There is a big difference between a business owner and his employees. The hired man puts in his required hours and leaves the concerns of the business behind him at the end of the day. Even the most conscientious employee does not demonstrate the same level of involvement as the business owner.

By contrast, the businessman is always concerned with the demands of his enterprise; he may be eating or socializing, but not for a moment does he forget his business affairs. Although the business may be running smoothly, he always looks for ways to improve or expand his holdings.

A Jew must approach his spiritual “business,” and especially the study of Torah, with the same dedication that the entrepreneur displays towards his business. Whatever our occupation during most of the day, Torah should be our real business, to the extent that we cannot detach ourselves from it. However short our actual study session may be, we should still be preoccupied with it hours after we have returned to our more mundane activities.

According to the Talmud, when a person becomes preoccupied with Torah, it is as if he has redeemed the Shechinah (G‑d’s Presence) from exile.
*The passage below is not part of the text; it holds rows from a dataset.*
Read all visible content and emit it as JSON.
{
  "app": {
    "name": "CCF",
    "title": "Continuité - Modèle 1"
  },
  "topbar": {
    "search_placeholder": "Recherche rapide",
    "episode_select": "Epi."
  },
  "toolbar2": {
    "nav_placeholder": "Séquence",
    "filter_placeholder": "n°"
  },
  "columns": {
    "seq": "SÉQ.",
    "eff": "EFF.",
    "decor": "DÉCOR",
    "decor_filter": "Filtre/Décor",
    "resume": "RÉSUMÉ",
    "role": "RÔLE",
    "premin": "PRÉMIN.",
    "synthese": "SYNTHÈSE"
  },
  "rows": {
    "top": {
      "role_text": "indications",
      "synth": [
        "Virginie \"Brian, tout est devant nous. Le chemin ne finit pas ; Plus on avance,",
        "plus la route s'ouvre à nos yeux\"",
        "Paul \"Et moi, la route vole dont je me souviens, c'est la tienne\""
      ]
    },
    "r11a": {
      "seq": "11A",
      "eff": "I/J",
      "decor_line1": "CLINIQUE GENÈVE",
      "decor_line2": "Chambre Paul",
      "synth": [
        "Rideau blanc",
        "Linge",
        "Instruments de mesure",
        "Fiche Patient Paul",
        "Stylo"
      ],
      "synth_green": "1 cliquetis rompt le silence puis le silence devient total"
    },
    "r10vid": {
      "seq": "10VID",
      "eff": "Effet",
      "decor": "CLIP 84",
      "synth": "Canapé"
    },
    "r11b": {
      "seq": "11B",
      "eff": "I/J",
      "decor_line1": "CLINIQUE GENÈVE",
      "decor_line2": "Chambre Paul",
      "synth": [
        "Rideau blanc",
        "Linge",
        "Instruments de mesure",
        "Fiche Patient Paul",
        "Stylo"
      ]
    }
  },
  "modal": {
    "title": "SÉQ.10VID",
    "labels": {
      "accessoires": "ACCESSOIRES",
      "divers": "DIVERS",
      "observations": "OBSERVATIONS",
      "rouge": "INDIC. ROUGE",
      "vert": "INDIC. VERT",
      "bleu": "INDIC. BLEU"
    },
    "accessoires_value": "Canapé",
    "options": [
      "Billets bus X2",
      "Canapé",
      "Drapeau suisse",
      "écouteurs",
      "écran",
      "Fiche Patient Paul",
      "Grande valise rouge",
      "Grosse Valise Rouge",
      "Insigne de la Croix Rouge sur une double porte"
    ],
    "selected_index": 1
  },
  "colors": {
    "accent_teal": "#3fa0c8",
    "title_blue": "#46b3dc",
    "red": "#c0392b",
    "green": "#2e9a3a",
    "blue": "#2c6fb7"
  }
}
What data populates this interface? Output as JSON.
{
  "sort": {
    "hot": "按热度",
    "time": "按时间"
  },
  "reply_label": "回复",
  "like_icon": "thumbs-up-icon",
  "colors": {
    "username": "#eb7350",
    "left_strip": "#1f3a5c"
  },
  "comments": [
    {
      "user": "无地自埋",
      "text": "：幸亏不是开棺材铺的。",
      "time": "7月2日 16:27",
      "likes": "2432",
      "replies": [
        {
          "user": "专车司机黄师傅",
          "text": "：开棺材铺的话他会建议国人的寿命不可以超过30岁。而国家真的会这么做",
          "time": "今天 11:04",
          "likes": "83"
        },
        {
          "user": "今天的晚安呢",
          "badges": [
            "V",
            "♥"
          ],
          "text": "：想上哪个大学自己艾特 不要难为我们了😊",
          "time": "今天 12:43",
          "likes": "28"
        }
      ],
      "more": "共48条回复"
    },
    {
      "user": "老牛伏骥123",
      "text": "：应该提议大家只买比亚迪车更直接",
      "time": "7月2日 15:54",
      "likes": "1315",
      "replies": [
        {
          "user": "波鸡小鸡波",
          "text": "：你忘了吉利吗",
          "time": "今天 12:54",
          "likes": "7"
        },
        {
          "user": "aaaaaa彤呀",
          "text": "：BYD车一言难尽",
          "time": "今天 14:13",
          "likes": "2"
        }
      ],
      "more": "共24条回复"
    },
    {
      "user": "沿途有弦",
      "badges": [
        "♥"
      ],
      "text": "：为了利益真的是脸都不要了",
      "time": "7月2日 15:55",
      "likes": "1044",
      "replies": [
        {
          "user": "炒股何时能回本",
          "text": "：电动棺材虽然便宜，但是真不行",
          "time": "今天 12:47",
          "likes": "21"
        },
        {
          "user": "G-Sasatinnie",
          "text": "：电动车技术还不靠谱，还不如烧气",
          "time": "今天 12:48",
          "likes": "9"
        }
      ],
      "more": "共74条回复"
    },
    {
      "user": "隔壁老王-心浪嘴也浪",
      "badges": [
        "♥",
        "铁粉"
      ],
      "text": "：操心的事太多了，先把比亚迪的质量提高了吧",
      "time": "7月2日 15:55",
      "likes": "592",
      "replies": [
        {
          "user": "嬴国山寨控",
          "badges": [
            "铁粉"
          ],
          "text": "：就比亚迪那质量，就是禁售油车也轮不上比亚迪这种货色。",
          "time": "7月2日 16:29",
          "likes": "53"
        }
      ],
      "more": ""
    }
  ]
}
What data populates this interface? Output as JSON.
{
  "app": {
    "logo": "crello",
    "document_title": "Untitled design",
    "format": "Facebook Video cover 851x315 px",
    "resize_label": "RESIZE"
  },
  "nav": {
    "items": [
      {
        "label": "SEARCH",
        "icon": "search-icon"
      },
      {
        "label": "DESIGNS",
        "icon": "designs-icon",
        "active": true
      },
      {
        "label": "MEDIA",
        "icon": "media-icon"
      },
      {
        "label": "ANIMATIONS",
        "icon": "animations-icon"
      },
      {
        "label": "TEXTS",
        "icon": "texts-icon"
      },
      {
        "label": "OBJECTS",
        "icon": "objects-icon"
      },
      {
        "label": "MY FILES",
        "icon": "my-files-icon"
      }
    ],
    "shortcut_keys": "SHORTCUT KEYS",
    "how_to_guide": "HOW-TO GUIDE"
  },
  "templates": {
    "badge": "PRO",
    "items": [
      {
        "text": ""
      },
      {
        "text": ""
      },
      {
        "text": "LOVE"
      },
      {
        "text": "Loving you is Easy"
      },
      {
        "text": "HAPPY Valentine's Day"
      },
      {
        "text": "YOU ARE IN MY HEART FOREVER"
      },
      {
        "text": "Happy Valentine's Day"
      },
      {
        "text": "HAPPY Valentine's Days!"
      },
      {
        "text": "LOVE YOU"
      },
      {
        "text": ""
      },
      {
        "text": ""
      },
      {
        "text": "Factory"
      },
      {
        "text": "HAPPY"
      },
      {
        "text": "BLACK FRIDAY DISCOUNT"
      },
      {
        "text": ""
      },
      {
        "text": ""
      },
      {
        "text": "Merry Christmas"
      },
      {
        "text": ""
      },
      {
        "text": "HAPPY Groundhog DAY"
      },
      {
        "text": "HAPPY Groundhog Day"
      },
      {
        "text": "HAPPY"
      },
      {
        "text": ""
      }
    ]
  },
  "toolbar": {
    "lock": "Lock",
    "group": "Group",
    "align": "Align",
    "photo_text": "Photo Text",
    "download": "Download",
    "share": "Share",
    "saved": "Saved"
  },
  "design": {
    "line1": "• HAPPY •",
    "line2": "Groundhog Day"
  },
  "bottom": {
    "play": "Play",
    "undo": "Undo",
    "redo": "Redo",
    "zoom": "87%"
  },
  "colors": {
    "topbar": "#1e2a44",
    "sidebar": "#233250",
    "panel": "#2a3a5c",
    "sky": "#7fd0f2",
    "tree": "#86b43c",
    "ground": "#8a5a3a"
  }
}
This will surely benefit him in all aspects of his life.

Likkutei Sichos,Vol. 23, p. 160ff.;
Igros Kodeshof the Rebbe, Vol. 10, p. 266, 271ff.